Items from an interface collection

┌────────

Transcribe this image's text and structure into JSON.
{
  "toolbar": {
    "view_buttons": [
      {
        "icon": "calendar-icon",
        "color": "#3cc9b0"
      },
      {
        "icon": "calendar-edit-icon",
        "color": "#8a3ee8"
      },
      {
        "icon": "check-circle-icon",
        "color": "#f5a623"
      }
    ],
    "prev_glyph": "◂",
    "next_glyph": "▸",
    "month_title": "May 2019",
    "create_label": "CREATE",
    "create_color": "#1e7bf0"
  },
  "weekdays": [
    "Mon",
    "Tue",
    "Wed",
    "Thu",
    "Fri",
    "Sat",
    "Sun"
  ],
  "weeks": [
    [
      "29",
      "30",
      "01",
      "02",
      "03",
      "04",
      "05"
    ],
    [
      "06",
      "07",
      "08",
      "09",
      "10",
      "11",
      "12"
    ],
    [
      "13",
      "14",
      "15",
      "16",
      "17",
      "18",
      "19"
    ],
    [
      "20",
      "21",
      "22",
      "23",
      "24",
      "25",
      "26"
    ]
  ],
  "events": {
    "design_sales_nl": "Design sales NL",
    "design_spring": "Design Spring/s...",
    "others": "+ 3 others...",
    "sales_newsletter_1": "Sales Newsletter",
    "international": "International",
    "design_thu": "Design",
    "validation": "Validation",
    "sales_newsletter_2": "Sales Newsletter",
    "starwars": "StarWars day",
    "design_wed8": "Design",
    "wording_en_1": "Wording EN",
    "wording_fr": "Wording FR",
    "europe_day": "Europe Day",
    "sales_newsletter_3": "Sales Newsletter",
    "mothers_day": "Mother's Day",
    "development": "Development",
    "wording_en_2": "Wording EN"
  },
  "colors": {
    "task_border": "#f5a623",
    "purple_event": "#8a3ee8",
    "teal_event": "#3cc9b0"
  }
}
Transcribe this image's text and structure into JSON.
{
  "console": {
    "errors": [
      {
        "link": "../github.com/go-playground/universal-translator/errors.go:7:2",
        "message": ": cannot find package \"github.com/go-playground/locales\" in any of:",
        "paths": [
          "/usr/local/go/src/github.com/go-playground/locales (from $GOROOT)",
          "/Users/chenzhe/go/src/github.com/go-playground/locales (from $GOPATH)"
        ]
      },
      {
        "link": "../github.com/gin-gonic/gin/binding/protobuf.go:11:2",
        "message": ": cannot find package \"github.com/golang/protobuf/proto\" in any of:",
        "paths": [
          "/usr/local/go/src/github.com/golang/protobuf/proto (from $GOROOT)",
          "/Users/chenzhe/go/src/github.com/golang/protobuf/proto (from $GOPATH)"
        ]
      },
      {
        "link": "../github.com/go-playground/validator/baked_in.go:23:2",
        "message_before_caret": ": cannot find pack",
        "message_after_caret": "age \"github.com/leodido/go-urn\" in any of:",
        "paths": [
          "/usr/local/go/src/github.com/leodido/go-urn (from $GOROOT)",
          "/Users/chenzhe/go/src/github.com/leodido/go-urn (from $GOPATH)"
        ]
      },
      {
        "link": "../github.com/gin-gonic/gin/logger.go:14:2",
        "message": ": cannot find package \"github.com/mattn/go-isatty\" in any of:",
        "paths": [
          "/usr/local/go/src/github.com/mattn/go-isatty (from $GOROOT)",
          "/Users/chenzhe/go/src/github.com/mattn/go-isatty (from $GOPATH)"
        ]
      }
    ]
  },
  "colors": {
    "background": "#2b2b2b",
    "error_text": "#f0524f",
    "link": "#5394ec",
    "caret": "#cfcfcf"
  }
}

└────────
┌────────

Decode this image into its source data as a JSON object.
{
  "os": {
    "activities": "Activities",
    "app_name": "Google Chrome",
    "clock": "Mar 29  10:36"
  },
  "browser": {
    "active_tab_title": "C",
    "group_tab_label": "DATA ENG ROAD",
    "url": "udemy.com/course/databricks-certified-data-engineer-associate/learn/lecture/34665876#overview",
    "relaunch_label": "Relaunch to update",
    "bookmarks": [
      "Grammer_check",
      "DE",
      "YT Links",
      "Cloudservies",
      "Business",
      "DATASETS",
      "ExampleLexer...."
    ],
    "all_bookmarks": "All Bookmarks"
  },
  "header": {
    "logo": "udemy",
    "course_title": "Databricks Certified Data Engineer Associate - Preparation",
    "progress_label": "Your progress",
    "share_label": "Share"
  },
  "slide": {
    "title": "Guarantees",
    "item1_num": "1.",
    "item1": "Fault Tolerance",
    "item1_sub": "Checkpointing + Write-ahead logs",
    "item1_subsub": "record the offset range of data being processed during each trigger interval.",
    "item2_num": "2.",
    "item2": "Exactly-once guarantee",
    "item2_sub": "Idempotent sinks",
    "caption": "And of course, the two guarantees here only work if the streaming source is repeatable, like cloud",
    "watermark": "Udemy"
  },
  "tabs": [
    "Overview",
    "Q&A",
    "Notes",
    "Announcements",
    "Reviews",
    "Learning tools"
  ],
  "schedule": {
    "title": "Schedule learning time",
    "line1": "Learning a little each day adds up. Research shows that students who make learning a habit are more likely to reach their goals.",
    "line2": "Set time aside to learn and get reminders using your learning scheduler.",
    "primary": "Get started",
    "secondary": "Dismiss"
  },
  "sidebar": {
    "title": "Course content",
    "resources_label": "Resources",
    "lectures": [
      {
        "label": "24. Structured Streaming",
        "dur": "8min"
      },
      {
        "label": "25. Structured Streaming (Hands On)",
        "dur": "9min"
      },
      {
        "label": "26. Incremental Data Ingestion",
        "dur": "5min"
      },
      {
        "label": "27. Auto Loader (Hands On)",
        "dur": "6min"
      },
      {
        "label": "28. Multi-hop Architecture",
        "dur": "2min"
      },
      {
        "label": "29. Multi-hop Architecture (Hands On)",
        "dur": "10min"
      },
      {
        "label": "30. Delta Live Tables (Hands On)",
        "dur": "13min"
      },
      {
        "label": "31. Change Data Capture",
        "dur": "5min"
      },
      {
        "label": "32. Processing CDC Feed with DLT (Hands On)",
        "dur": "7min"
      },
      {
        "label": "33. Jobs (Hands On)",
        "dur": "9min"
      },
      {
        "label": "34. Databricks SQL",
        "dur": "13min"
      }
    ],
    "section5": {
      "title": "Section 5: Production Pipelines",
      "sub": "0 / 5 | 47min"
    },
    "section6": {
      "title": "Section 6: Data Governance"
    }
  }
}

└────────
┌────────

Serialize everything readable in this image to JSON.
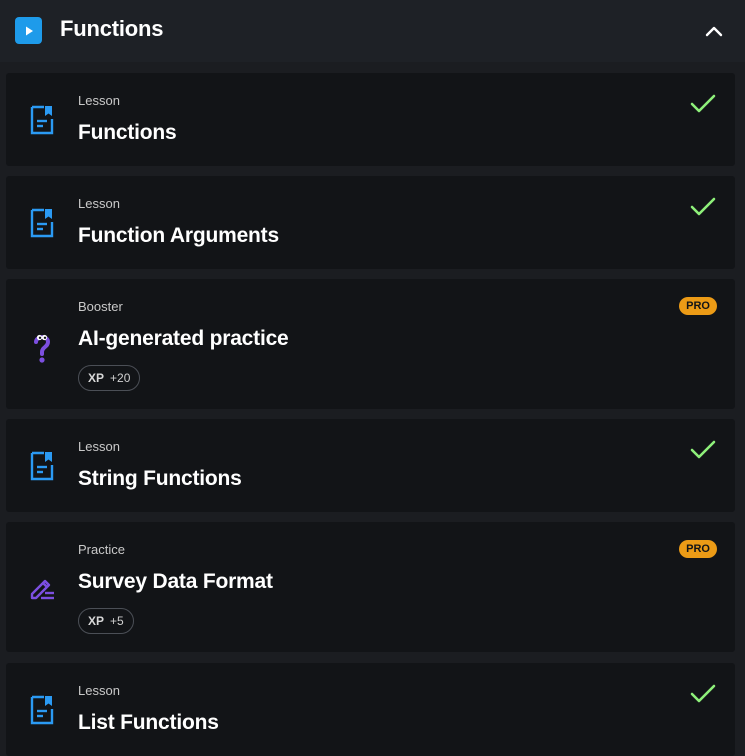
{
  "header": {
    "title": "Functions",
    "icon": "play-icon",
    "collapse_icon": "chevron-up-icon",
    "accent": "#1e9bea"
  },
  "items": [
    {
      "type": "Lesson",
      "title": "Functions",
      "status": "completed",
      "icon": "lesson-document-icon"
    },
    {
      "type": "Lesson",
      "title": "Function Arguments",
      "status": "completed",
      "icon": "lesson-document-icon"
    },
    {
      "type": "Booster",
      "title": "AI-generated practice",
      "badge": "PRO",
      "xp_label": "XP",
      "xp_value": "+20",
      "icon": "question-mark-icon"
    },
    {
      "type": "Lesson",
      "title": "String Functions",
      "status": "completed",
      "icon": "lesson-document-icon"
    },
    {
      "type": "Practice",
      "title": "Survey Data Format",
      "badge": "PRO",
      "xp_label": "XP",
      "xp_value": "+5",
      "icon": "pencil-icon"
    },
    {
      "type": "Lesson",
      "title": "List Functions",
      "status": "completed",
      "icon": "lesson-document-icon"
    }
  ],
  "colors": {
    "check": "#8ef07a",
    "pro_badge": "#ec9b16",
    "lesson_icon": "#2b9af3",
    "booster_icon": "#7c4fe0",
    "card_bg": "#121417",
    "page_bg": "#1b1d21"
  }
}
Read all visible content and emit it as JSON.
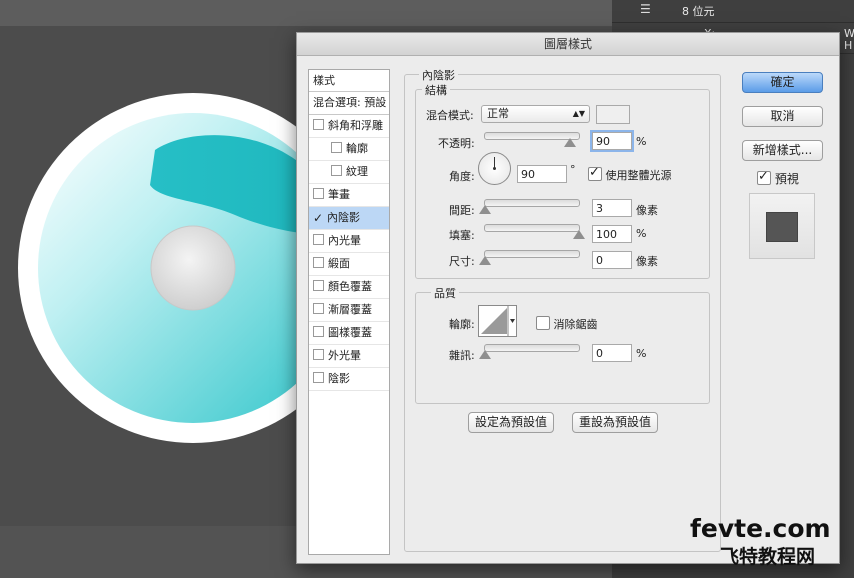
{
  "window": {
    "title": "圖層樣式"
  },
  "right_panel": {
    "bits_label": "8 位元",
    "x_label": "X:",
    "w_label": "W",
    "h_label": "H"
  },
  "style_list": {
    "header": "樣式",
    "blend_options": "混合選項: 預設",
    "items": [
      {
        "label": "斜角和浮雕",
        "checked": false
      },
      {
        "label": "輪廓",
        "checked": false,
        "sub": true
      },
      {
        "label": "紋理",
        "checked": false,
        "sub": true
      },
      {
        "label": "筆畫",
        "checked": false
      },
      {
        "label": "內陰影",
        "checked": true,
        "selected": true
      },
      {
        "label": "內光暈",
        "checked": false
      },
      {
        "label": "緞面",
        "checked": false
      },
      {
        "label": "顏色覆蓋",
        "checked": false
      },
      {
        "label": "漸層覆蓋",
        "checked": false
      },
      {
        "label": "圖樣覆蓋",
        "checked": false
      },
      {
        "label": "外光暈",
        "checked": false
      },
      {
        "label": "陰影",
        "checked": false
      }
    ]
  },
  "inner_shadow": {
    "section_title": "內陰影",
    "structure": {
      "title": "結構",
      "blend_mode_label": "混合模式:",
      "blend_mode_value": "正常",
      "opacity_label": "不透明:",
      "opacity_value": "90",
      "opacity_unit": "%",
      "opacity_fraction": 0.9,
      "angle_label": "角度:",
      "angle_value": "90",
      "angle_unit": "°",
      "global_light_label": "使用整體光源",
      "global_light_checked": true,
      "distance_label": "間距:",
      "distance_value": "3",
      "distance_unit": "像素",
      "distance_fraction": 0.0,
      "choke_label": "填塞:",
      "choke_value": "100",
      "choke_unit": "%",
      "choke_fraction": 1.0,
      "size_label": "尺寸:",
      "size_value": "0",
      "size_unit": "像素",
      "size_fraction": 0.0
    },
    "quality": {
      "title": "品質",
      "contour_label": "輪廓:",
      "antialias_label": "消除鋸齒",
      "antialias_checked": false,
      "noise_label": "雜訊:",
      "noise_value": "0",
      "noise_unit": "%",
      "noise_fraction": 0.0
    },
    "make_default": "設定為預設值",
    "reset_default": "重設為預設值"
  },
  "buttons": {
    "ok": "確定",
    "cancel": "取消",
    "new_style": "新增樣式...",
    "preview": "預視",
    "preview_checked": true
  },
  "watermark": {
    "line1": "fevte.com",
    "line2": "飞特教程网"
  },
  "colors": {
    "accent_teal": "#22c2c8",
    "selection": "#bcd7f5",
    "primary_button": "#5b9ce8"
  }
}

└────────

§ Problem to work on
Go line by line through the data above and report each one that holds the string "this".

§ Solution to the exercise
Transcribe this image's text and structure into JSON.
Transcribe this image's text and structure into JSON.
Decode this image into its source data as a JSON object.
Serialize everything readable in this image to JSON.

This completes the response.